Gymnosperms are a group of seed-producing plants, in which the term “gymnosperm” comes from the Greek word gymnospermos which means “naked seeds”. In contrast to seeds and ovules of flowering plants (angiosperms), they are not enclosed within ovaries. They also have seeds specialized on sporophylls, which often form cones. They are one of the largest subdivisions of the plant kingdom.
There are 4 plant phyla that are gymnosperms; Phylum Cycadophyta (it is the oldest phylum), Phylum Ginkgophyta (only Ginkgo biloba remains), Phylum Gnetophyta (it has a high variation but genetic similarity), and Phylum Coniferophyta (pine redwood, spruce, larch, etc.).
Conifers can have complex life cycles, taking up to a year or more for reproduction from pollination to fertilization.
Angiosperms are seed-bearing vascular plants that produce flowers and fruits, and are enclosed within ovaries.
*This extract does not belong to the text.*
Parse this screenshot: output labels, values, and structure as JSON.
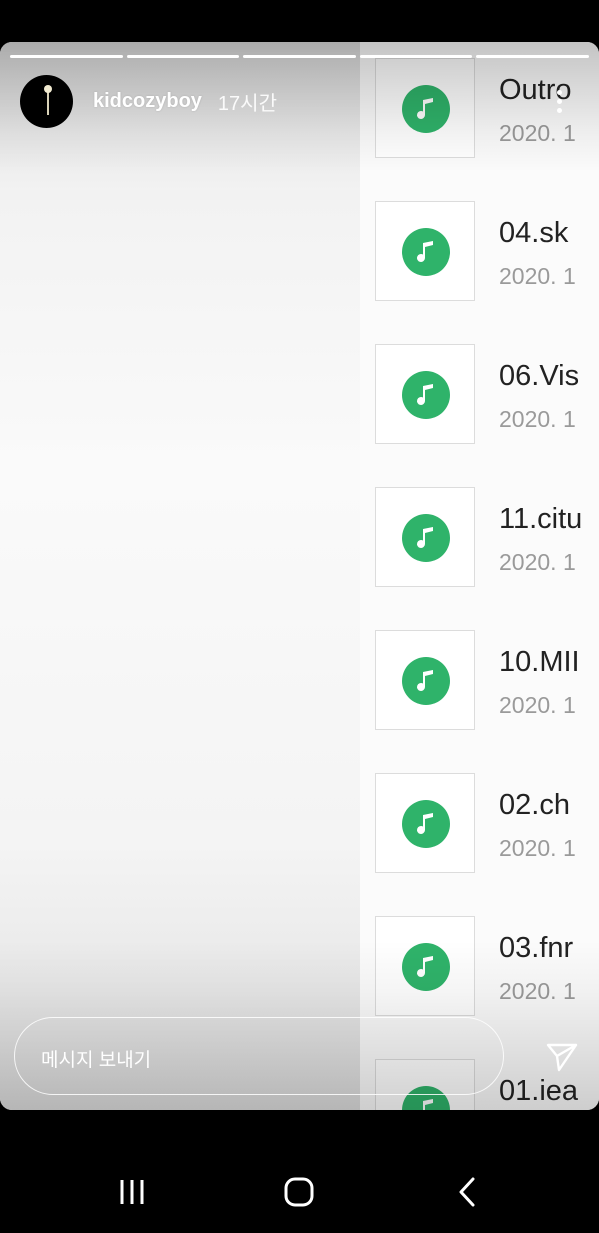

Out of all the plant species 90% of them are angiosperms. They have up to 4 types of modified leaves (sporophylls); sepals, petals, stamens, and carpels.
In the formation of the fruit the egg is fertilized after pollination takes place, the ovule develops into a seed, and then the ovary wall thickens, and forms many forms of mature fruits. The structure of the flower often determines the type of the fruit. Forming fruits in these plants is very hard work, but to the plant it is worth it. The only purpose of forming a fruit is to help the seeds become successful plants. Besides, what a great blessing for us and animals.
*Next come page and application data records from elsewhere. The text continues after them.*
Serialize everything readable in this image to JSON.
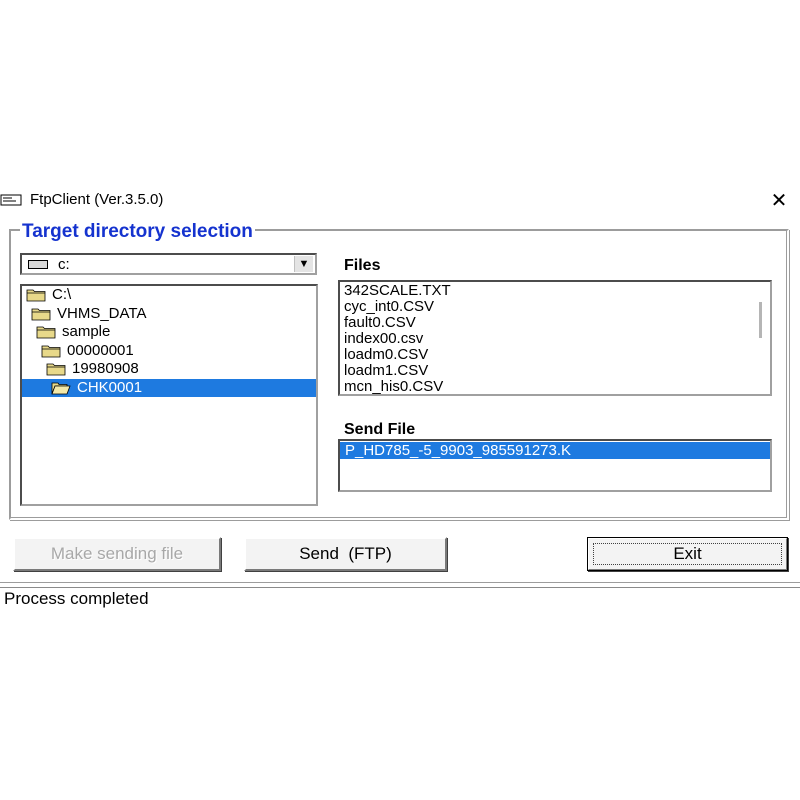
{
  "window": {
    "title": "FtpClient (Ver.3.5.0)"
  },
  "directory": {
    "group_title": "Target directory selection",
    "drive": "c:",
    "tree": [
      {
        "label": "C:\\",
        "depth": 0,
        "selected": false
      },
      {
        "label": "VHMS_DATA",
        "depth": 1,
        "selected": false
      },
      {
        "label": "sample",
        "depth": 2,
        "selected": false
      },
      {
        "label": "00000001",
        "depth": 3,
        "selected": false
      },
      {
        "label": "19980908",
        "depth": 4,
        "selected": false
      },
      {
        "label": "CHK0001",
        "depth": 5,
        "selected": true
      }
    ]
  },
  "files": {
    "label": "Files",
    "items": [
      "342SCALE.TXT",
      "cyc_int0.CSV",
      "fault0.CSV",
      "index00.csv",
      "loadm0.CSV",
      "loadm1.CSV",
      "mcn_his0.CSV"
    ]
  },
  "send": {
    "label": "Send File",
    "selected_file": "P_HD785_-5_9903_985591273.K"
  },
  "buttons": {
    "make_sending_file": "Make sending file",
    "send_ftp": "Send  (FTP)",
    "exit": "Exit"
  },
  "status": {
    "text": "Process completed"
  },
  "colors": {
    "group_title": "#1533cf",
    "selection": "#1e7ae0"
  },
  "icons": {
    "app": "ftp-window-icon",
    "close": "close-icon",
    "drive": "drive-icon",
    "folder": "folder-icon",
    "folder_open": "folder-open-icon",
    "dropdown": "chevron-down-icon"
  }
}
Angiosperms can also be either monocots or dicots. Monocots have only one cotyledon, and dicots have two. They each have different characteristics, that you would be able to detect them at simple sight. Angiosperms have a rich diversity and many strategies for survival and propagation.
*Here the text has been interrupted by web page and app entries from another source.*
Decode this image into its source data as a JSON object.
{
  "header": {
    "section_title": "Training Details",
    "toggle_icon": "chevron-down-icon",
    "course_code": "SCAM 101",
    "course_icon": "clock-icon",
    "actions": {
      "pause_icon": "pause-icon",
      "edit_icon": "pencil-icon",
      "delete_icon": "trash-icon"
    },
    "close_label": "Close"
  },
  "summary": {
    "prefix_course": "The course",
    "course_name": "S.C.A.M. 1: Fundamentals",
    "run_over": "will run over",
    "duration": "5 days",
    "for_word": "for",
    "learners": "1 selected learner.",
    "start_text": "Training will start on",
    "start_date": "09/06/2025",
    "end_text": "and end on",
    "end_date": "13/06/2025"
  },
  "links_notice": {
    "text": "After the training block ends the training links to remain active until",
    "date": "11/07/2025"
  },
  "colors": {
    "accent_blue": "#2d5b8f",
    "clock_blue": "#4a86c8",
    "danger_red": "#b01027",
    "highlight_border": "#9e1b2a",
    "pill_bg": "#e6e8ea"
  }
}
In conclusion, gymnosperms and angiosperms are very different from each other, but both have a special and fundamental job for survival. They also help us in many ways, and we must work hard to protect them.